And back to Te Aroha Station. With the extra distance around Waihi it was 93km in total. Not a hard ride (so flat and no wind!) but an interesting one. Judging by the number of cyclists I saw it’s also a popular one!
Rather than the boring traffic filled haul up SH2 and SH1 motorway I drove home up the the East Coast road. I stopped near Kaiaua for ‘dinner’, with a view over the Firth of Thames towards Coromandel, but others had stopped here to watch (feathered) birds!

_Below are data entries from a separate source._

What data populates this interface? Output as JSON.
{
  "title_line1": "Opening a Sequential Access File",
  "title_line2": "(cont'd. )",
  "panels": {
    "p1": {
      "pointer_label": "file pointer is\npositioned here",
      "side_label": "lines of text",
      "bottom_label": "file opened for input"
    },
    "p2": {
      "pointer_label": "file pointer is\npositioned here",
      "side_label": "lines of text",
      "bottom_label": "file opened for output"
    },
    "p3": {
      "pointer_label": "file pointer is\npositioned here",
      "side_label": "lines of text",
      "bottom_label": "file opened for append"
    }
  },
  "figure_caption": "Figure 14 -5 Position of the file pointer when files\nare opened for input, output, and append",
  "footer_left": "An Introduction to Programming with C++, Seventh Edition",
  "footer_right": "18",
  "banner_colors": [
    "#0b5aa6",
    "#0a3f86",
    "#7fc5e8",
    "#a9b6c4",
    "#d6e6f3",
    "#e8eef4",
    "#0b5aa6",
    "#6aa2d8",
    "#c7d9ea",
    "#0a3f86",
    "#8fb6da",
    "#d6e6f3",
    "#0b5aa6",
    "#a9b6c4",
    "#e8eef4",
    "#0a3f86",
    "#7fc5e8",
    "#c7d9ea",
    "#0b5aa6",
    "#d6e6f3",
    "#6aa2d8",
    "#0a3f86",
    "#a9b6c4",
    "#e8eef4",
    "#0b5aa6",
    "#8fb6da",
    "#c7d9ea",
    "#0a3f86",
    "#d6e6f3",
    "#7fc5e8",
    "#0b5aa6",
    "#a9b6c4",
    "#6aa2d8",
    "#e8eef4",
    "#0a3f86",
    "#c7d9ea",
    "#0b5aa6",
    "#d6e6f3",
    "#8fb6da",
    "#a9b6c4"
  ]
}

The Hillary Trail is a linked series of walks in the beautiful Waitakere Ranges. Have explored most of these places, many are regular ‘Alfie walks’ or road cycles from home. Amazing to think all this just a few kilometres up the road from home, about an hour from Auckland’s CBD (except maybe at rush hour!).
* This is my first blog posted from Live Writer on Windows 10!
Nice to see Benjamin used one of my photos, the beach highway at Muriwai, in his infographic. Have done most of these except a lap of Waiheke (which I have visited often) by scooter. The chocolate boutique is sometimes visited after Skeptics the Pub which is just down the road!
I remember the chaos, friendly smiling faces and warmth (both physical from the humid air and emotional from the people) of this little one street town. It was quite a contrast to the authoritarian atmosphere we’d just experienced at the Tibetan border.
Kodari clings to the mountainside between shear cliffs and a roaring river.
The images bellow are from a BBC news report tonight (05/17/2015). Kodari was near the centre of the quake aftershock and has been destroyed. It is abandoned, as the threat from damaged buildings and unstable hills is just too great. They said the Chinese Army had crossed the border to help with the recovery, then showed diggers attempting to move rocks the size of buildings.
I can’t imagine what it would have been like to be there during this, nowhere to run, and how many were injured or killed. There was no mention of that — just that many had fled to the hills — and no reports at all how Zhangmu, a similar town over the border in Tibet, had fared. Horrific.
Nice that 100% proceeds go to Nepal via the Oxfam Earthquake Relief Fund.
Sent from my Lumia 1520 Windows Phone
From: Team at the NZ International Comedy Festival Subject: Comedy for Nepal and shows on this weekend
The New Zealand Comedy Trust and Q Theatre are putting on Comedy for Nepal - a fundraising showcase with proceeds going directly to Oxfam NZ's Nepal Earthquake Response.
The worst earthquake in 80 years ha s hit Nepal: buildings are flattened, thousands are injured, the death toll has exceeded 8000 and is rising every day. At this stage survivors are in a race against time to secure shelter and adequate sanitation before the monsoon rains begin in early June.
OxfamNew Zealand is there, delivering clean water, toilets, hygiene kits, food and shelter to thousands. The agency has been in Nepal for over 20 years and knows the community well.
The NZ International Comedy Festival has an incredible bunch of comedians, staff, venues and supporters that all wanted to contribute to Oxfam New Zealand's relief efforts in Nepal. It turns out what we can do is put on an awesome comedy show to raise money to support the Nepal Earthquake Response.
So please join us for a night of stand-up at Comedy For Nepal!
Performers on the night include: Jeremy Corbett, Wilson Dixon, (USA), Paul Ego, Ben Hurley, Justine Smith, Jarred Fell, Eddy Brimson & Rich Wilson (UK), Harley Breen (AUS), Tom Furniss, and more comedians to be announced.
Tickets are just $35 or groups 10+ are $30 each, with no booking fee. 100% of proceeds from ticket sales go to the Oxfam Earthquake Relief Fund.